INPUT FOR THIS TASK below:
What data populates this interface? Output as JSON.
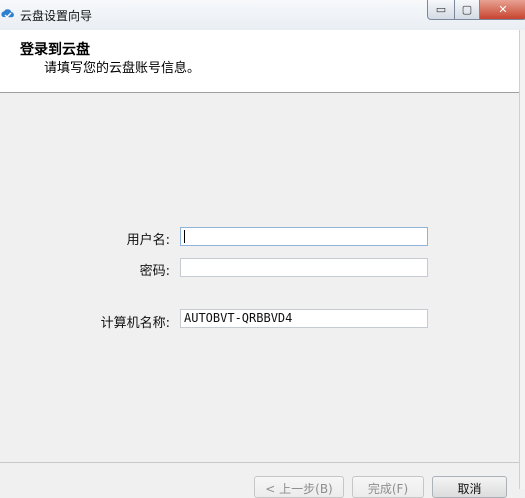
{
  "window": {
    "title": "云盘设置向导",
    "controls": {
      "minimize": "▭",
      "maximize": "▢",
      "close": "✕"
    }
  },
  "header": {
    "title": "登录到云盘",
    "subtitle": "请填写您的云盘账号信息。"
  },
  "form": {
    "username": {
      "label": "用户名:",
      "value": ""
    },
    "password": {
      "label": "密码:",
      "value": ""
    },
    "computer_name": {
      "label": "计算机名称:",
      "value": "AUTOBVT-QRBBVD4"
    }
  },
  "buttons": {
    "back": "< 上一步(B)",
    "finish": "完成(F)",
    "cancel": "取消"
  },
  "colors": {
    "header_bg": "#ffffff",
    "body_bg": "#f0f0f0",
    "close_button": "#c7442f",
    "focus_border": "#8fb4d8"
  }
}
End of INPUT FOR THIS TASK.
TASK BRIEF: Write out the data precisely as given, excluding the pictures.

WRITTEN REPLY:
What data populates this interface? Output as JSON.
{
  "window": {
    "title": "云盘设置向导",
    "controls": {
      "minimize": "▭",
      "maximize": "▢",
      "close": "✕"
    }
  },
  "header": {
    "title": "登录到云盘",
    "subtitle": "请填写您的云盘账号信息。"
  },
  "form": {
    "username": {
      "label": "用户名:",
      "value": ""
    },
    "password": {
      "label": "密码:",
      "value": ""
    },
    "computer_name": {
      "label": "计算机名称:",
      "value": "AUTOBVT-QRBBVD4"
    }
  },
  "buttons": {
    "back": "< 上一步(B)",
    "finish": "完成(F)",
    "cancel": "取消"
  },
  "colors": {
    "header_bg": "#ffffff",
    "body_bg": "#f0f0f0",
    "close_button": "#c7442f",
    "focus_border": "#8fb4d8"
  }
}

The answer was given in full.